**** Exercise material ****

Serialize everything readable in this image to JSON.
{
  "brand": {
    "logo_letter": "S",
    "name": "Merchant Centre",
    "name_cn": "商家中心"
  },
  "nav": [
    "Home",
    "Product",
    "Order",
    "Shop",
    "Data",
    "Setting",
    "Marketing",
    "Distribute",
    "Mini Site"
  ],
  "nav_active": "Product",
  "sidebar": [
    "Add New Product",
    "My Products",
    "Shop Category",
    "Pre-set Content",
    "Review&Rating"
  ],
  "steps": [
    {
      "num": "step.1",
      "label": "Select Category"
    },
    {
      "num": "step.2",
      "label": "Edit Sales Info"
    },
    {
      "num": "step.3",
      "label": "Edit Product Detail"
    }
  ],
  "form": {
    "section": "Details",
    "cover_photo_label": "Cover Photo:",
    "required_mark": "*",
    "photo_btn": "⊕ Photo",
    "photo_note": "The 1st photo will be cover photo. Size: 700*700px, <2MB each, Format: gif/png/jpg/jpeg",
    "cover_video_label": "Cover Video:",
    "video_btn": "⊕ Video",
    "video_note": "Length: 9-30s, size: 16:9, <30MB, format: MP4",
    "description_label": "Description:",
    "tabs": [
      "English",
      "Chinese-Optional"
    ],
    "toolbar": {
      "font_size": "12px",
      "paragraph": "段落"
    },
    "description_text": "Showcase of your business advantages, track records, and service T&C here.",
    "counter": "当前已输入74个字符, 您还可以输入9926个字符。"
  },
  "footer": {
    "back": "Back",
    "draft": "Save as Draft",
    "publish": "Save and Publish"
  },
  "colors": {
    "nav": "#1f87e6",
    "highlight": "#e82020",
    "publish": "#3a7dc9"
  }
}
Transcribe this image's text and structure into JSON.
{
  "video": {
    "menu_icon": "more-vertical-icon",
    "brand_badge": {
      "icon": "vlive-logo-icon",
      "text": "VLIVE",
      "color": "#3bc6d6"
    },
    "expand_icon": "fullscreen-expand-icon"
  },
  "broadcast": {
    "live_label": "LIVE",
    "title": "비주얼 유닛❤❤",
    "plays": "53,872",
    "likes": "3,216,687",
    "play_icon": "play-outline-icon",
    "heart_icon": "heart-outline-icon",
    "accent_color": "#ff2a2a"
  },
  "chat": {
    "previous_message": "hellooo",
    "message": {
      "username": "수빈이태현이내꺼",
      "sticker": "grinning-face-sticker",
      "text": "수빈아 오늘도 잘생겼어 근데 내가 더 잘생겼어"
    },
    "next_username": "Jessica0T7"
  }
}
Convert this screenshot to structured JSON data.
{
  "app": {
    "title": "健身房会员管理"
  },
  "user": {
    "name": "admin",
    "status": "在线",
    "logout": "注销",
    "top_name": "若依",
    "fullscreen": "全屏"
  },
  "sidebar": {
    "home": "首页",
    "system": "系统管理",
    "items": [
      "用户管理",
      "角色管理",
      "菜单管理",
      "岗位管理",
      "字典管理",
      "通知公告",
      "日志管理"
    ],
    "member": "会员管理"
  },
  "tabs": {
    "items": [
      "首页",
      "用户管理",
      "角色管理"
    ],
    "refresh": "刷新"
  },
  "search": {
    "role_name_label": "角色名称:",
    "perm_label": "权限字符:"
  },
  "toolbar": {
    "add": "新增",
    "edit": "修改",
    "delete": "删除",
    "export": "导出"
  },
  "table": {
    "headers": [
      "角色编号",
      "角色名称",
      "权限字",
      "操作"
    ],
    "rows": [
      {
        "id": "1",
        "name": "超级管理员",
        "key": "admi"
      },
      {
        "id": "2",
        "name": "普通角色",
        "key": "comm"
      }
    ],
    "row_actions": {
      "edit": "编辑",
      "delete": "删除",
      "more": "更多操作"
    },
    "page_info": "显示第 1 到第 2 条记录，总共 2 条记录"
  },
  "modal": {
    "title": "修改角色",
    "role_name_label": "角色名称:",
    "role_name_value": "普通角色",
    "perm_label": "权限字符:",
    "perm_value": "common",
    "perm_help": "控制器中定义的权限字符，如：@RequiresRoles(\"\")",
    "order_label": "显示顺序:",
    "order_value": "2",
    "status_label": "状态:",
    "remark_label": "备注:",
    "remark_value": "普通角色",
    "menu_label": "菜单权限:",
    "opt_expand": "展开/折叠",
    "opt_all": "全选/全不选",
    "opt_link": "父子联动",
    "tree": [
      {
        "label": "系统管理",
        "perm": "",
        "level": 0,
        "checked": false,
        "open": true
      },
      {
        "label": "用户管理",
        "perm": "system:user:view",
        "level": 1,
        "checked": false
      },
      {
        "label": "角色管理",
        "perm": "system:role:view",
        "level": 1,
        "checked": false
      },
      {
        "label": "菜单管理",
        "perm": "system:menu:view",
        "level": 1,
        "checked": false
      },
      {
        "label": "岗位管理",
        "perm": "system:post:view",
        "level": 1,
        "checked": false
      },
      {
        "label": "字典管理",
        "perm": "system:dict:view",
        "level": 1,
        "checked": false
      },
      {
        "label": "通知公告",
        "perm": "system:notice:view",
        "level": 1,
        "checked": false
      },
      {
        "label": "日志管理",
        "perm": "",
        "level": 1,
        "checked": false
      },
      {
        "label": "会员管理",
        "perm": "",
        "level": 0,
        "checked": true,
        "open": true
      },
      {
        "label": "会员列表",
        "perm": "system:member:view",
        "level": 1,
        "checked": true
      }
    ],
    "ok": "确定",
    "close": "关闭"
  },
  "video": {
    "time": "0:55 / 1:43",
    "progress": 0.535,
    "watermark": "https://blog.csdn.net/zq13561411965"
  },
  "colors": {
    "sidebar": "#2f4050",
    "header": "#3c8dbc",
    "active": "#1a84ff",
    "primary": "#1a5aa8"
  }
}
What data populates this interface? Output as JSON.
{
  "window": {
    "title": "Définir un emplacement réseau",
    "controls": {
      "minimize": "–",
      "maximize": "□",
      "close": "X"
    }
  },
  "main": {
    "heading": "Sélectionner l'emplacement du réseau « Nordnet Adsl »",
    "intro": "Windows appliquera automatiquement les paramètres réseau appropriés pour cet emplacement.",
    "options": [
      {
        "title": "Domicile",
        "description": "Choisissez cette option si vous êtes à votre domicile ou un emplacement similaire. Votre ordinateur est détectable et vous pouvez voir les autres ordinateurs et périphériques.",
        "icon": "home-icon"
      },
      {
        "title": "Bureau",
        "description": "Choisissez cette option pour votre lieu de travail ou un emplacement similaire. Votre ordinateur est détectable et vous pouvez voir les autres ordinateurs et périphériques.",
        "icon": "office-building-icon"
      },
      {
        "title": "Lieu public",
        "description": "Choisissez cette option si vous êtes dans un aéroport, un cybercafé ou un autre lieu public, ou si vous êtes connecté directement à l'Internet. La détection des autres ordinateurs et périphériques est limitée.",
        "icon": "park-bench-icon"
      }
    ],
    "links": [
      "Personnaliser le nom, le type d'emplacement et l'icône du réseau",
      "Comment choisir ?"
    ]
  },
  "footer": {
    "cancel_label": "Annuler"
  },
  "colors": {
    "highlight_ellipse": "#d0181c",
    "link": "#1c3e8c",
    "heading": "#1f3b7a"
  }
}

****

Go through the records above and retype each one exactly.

Serialize everything readable in this image to JSON.
{
  "brand": {
    "logo_letter": "S",
    "name": "Merchant Centre",
    "name_cn": "商家中心"
  },
  "nav": [
    "Home",
    "Product",
    "Order",
    "Shop",
    "Data",
    "Setting",
    "Marketing",
    "Distribute",
    "Mini Site"
  ],
  "nav_active": "Product",
  "sidebar": [
    "Add New Product",
    "My Products",
    "Shop Category",
    "Pre-set Content",
    "Review&Rating"
  ],
  "steps": [
    {
      "num": "step.1",
      "label": "Select Category"
    },
    {
      "num": "step.2",
      "label": "Edit Sales Info"
    },
    {
      "num": "step.3",
      "label": "Edit Product Detail"
    }
  ],
  "form": {
    "section": "Details",
    "cover_photo_label": "Cover Photo:",
    "required_mark": "*",
    "photo_btn": "⊕ Photo",
    "photo_note": "The 1st photo will be cover photo. Size: 700*700px, <2MB each, Format: gif/png/jpg/jpeg",
    "cover_video_label": "Cover Video:",
    "video_btn": "⊕ Video",
    "video_note": "Length: 9-30s, size: 16:9, <30MB, format: MP4",
    "description_label": "Description:",
    "tabs": [
      "English",
      "Chinese-Optional"
    ],
    "toolbar": {
      "font_size": "12px",
      "paragraph": "段落"
    },
    "description_text": "Showcase of your business advantages, track records, and service T&C here.",
    "counter": "当前已输入74个字符, 您还可以输入9926个字符。"
  },
  "footer": {
    "back": "Back",
    "draft": "Save as Draft",
    "publish": "Save and Publish"
  },
  "colors": {
    "nav": "#1f87e6",
    "highlight": "#e82020",
    "publish": "#3a7dc9"
  }
}
Transcribe this image's text and structure into JSON.
{
  "video": {
    "menu_icon": "more-vertical-icon",
    "brand_badge": {
      "icon": "vlive-logo-icon",
      "text": "VLIVE",
      "color": "#3bc6d6"
    },
    "expand_icon": "fullscreen-expand-icon"
  },
  "broadcast": {
    "live_label": "LIVE",
    "title": "비주얼 유닛❤❤",
    "plays": "53,872",
    "likes": "3,216,687",
    "play_icon": "play-outline-icon",
    "heart_icon": "heart-outline-icon",
    "accent_color": "#ff2a2a"
  },
  "chat": {
    "previous_message": "hellooo",
    "message": {
      "username": "수빈이태현이내꺼",
      "sticker": "grinning-face-sticker",
      "text": "수빈아 오늘도 잘생겼어 근데 내가 더 잘생겼어"
    },
    "next_username": "Jessica0T7"
  }
}
Convert this screenshot to structured JSON data.
{
  "app": {
    "title": "健身房会员管理"
  },
  "user": {
    "name": "admin",
    "status": "在线",
    "logout": "注销",
    "top_name": "若依",
    "fullscreen": "全屏"
  },
  "sidebar": {
    "home": "首页",
    "system": "系统管理",
    "items": [
      "用户管理",
      "角色管理",
      "菜单管理",
      "岗位管理",
      "字典管理",
      "通知公告",
      "日志管理"
    ],
    "member": "会员管理"
  },
  "tabs": {
    "items": [
      "首页",
      "用户管理",
      "角色管理"
    ],
    "refresh": "刷新"
  },
  "search": {
    "role_name_label": "角色名称:",
    "perm_label": "权限字符:"
  },
  "toolbar": {
    "add": "新增",
    "edit": "修改",
    "delete": "删除",
    "export": "导出"
  },
  "table": {
    "headers": [
      "角色编号",
      "角色名称",
      "权限字",
      "操作"
    ],
    "rows": [
      {
        "id": "1",
        "name": "超级管理员",
        "key": "admi"
      },
      {
        "id": "2",
        "name": "普通角色",
        "key": "comm"
      }
    ],
    "row_actions": {
      "edit": "编辑",
      "delete": "删除",
      "more": "更多操作"
    },
    "page_info": "显示第 1 到第 2 条记录，总共 2 条记录"
  },
  "modal": {
    "title": "修改角色",
    "role_name_label": "角色名称:",
    "role_name_value": "普通角色",
    "perm_label": "权限字符:",
    "perm_value": "common",
    "perm_help": "控制器中定义的权限字符，如：@RequiresRoles(\"\")",
    "order_label": "显示顺序:",
    "order_value": "2",
    "status_label": "状态:",
    "remark_label": "备注:",
    "remark_value": "普通角色",
    "menu_label": "菜单权限:",
    "opt_expand": "展开/折叠",
    "opt_all": "全选/全不选",
    "opt_link": "父子联动",
    "tree": [
      {
        "label": "系统管理",
        "perm": "",
        "level": 0,
        "checked": false,
        "open": true
      },
      {
        "label": "用户管理",
        "perm": "system:user:view",
        "level": 1,
        "checked": false
      },
      {
        "label": "角色管理",
        "perm": "system:role:view",
        "level": 1,
        "checked": false
      },
      {
        "label": "菜单管理",
        "perm": "system:menu:view",
        "level": 1,
        "checked": false
      },
      {
        "label": "岗位管理",
        "perm": "system:post:view",
        "level": 1,
        "checked": false
      },
      {
        "label": "字典管理",
        "perm": "system:dict:view",
        "level": 1,
        "checked": false
      },
      {
        "label": "通知公告",
        "perm": "system:notice:view",
        "level": 1,
        "checked": false
      },
      {
        "label": "日志管理",
        "perm": "",
        "level": 1,
        "checked": false
      },
      {
        "label": "会员管理",
        "perm": "",
        "level": 0,
        "checked": true,
        "open": true
      },
      {
        "label": "会员列表",
        "perm": "system:member:view",
        "level": 1,
        "checked": true
      }
    ],
    "ok": "确定",
    "close": "关闭"
  },
  "video": {
    "time": "0:55 / 1:43",
    "progress": 0.535,
    "watermark": "https://blog.csdn.net/zq13561411965"
  },
  "colors": {
    "sidebar": "#2f4050",
    "header": "#3c8dbc",
    "active": "#1a84ff",
    "primary": "#1a5aa8"
  }
}
What data populates this interface? Output as JSON.
{
  "window": {
    "title": "Définir un emplacement réseau",
    "controls": {
      "minimize": "–",
      "maximize": "□",
      "close": "X"
    }
  },
  "main": {
    "heading": "Sélectionner l'emplacement du réseau « Nordnet Adsl »",
    "intro": "Windows appliquera automatiquement les paramètres réseau appropriés pour cet emplacement.",
    "options": [
      {
        "title": "Domicile",
        "description": "Choisissez cette option si vous êtes à votre domicile ou un emplacement similaire. Votre ordinateur est détectable et vous pouvez voir les autres ordinateurs et périphériques.",
        "icon": "home-icon"
      },
      {
        "title": "Bureau",
        "description": "Choisissez cette option pour votre lieu de travail ou un emplacement similaire. Votre ordinateur est détectable et vous pouvez voir les autres ordinateurs et périphériques.",
        "icon": "office-building-icon"
      },
      {
        "title": "Lieu public",
        "description": "Choisissez cette option si vous êtes dans un aéroport, un cybercafé ou un autre lieu public, ou si vous êtes connecté directement à l'Internet. La détection des autres ordinateurs et périphériques est limitée.",
        "icon": "park-bench-icon"
      }
    ],
    "links": [
      "Personnaliser le nom, le type d'emplacement et l'icône du réseau",
      "Comment choisir ?"
    ]
  },
  "footer": {
    "cancel_label": "Annuler"
  },
  "colors": {
    "highlight_ellipse": "#d0181c",
    "link": "#1c3e8c",
    "heading": "#1f3b7a"
  }
}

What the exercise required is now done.